With the end of October bringing the average number of new COVID-19 cases to an all-time high, many Americans are preparing to hunker down for a long, difficult winter.
The government’s first coronavirus stimulus check brought some much-needed relief — and you still have until Nov. 21 to claim one, if you haven’t already — but talks to provide a second round of cash keep grinding to a halt.
As millions of unemployed and furloughed workers wait anxiously for an announcement, new data shows what Americans did with the first payments — and the two most popular uses are surprising and not quite what lawmakers were hoping for.
Here’s how the majority of Americans used their first checks, and what they’re planning to do with another (if it ever comes).
Most money from the 1st checks wasn’t ‘spent’
Although “economic impact payment” is the official term, those $1,200 gifts from Washington are commonly called stimulus checks. That’s because lawmakers assumed recipients would spend the money, helping to stimulate the economy and jump-start a recovery.
However, analysts at the Federal Reserve Bank of New York found that, as of June, only 29% of the relief money was used for spending.
Instead, Americans tended to devote their stimulus checks toward savings (36%) or reducing their debt (35%).
The New York Fed chalks up this restraint to a few different factors: uncertainty about how long the pandemic will last, limits on in-person shopping, and temporary delays on rent payments (which economists count as spending) during the first few months of the lockdown.
If another relief payment arrives, projections show American households would spend even less of the cash the second time around.
What Americans plan to do with a 2nd round of checks
Americans only expect to spend 24% of any additional relief payment, a recent New York Fed survey found. That includes 14% on essentials, 7% on nonessentials and the rest on donations.
Most Americans plan to put around 45% of a second stimulus check toward their savings and just over 30% toward paying off their debt.
Unfortunately, with the Democrats and Republicans still deadlocked on the terms of a new relief package, no one will be able to put those plans into action anytime soon.

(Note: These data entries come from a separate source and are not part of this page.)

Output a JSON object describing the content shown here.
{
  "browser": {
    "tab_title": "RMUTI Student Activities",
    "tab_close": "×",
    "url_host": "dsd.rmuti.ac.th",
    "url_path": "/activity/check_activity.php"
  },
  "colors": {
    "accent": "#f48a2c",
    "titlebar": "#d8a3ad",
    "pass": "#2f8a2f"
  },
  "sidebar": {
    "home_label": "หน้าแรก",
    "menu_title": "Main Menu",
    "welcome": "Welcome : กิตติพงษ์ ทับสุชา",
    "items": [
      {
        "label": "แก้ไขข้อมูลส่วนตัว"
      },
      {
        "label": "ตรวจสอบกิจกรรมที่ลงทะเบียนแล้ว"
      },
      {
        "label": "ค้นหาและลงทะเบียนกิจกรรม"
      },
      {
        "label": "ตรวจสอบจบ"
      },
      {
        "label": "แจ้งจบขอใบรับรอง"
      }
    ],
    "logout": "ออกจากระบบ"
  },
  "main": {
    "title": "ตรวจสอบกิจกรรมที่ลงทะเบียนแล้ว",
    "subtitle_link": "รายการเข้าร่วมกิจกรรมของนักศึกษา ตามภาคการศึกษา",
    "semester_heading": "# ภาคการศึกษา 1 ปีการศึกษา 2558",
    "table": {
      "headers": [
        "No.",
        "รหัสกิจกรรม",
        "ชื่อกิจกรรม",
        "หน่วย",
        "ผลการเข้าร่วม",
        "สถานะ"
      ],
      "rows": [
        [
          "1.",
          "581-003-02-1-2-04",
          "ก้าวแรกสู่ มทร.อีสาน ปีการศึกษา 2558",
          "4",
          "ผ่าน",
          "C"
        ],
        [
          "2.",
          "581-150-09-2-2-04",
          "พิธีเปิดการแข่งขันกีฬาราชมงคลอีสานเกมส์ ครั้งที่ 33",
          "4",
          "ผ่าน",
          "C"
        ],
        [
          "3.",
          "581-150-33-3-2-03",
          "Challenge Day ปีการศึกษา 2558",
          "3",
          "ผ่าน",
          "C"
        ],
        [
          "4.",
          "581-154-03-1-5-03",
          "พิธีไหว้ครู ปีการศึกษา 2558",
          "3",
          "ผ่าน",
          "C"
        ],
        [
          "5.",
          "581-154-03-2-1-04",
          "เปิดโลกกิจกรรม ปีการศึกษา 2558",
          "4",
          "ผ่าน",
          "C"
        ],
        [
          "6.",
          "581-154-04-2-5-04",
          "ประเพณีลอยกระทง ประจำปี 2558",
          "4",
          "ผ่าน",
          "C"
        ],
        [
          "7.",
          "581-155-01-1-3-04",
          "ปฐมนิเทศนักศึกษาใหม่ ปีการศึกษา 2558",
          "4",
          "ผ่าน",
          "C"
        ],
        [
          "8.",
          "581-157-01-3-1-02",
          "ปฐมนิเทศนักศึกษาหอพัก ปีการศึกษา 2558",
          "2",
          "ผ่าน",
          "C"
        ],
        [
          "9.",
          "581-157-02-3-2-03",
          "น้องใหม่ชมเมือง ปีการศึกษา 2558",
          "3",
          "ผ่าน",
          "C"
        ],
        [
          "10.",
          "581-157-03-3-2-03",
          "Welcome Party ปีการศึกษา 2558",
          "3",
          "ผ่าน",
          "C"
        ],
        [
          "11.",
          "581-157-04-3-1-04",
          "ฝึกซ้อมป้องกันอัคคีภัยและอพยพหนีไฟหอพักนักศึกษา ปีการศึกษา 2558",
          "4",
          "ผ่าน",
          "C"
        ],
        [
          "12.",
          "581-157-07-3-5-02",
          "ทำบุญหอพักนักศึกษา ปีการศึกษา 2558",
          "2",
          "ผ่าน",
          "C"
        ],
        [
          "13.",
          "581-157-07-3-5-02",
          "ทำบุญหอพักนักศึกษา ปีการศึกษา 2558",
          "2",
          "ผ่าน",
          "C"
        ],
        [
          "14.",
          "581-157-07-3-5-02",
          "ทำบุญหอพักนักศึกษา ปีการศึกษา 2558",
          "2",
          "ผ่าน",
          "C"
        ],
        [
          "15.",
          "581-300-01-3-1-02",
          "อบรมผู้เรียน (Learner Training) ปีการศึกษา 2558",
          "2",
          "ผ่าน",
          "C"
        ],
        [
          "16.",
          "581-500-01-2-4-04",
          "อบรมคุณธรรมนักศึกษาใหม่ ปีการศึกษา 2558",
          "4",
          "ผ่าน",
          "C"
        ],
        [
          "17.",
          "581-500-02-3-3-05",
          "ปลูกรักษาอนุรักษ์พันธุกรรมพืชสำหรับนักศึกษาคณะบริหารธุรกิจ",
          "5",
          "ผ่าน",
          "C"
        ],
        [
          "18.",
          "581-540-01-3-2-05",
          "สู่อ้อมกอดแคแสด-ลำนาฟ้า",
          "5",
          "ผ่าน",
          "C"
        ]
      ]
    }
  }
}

How to create your own relief payment
In September, long-term unemployment hit its highest rate since the start of the pandemic, and the prospect of another widespread lockdown could mean more layoffs are imminent.
While you wait for news of a second stimulus package, here are a few quick ways to inject some extra money into your bank account.

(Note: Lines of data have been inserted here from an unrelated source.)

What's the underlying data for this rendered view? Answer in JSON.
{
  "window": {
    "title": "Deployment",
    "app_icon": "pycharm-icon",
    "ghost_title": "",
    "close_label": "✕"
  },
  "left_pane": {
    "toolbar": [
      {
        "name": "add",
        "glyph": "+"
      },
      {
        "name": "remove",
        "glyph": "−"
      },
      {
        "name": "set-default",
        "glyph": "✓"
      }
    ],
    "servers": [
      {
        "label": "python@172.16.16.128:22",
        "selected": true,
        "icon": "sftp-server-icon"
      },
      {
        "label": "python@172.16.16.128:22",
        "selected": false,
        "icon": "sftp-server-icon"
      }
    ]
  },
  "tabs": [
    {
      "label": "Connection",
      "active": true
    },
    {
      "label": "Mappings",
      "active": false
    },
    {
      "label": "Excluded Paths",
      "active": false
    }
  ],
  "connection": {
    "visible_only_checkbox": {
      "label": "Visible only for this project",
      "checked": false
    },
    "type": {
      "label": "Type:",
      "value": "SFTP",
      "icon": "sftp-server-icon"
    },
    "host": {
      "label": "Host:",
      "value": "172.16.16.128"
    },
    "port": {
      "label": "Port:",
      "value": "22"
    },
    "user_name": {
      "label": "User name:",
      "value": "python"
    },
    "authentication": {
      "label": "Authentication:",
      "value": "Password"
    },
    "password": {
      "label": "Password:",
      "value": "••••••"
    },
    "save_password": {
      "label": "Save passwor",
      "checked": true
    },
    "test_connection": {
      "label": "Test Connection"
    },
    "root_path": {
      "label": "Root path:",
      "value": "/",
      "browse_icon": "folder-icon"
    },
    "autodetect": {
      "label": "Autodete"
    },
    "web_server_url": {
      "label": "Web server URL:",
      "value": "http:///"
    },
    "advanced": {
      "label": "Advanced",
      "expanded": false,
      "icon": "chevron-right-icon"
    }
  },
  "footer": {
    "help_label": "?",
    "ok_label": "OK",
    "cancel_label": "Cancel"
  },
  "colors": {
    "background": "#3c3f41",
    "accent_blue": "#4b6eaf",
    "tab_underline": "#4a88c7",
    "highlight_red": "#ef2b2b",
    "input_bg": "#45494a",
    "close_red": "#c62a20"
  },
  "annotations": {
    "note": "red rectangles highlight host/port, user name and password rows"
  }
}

Earn cash back on your groceries. When times are tight, every penny helps. There’s a free app that will let you earn you cash-back rewards on your groceries just by snapping a picture of your receipt.
Get discounts when you shop online. If you do a lot of your shopping from the comfort and safety of home these days, you should consider using a free browser extension that will automatically look for better deals and coupon codes on the items you’re browsing.

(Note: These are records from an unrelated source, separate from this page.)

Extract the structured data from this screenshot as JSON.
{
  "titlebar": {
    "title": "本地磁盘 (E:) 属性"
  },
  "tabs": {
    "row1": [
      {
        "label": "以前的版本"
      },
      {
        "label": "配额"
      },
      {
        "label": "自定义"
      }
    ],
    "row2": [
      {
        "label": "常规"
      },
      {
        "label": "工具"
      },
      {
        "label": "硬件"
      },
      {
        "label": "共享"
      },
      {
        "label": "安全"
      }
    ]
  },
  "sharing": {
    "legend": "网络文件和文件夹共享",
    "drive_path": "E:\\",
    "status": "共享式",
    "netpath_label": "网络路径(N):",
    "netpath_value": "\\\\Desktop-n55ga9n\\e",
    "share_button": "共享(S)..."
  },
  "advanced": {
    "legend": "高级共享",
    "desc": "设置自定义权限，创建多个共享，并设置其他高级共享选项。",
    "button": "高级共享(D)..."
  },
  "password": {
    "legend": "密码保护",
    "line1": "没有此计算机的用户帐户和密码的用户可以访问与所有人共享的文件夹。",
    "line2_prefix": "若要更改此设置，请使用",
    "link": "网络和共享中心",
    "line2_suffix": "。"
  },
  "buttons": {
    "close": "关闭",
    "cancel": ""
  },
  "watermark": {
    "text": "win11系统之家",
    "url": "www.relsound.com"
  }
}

Refinance your mortgage. Mortgage rates are currently sitting at all-time lows. If you’re a homeowner, you may be able to save hundreds a month in interest by refinancing into a better rate.
Pay less for your car insurance. By shopping around and comparing rates from multiple insurance companies, you could potentially pay up to $1,100 less for the coverage you currently have.
Capitalize on your hobbies. If you’ve got a special talent like writing, drawing or web design, you may be able to turn your hobby into a side gig. Jump on an online marketplace and see if you can replace some — or all — of your regular income.
Sell your old stuff online. Those classic toys you’ve been holding onto could be worth thousands of dollars online, so look into selling them on eBay.
Source: MSN Money / Featured image by teksomolika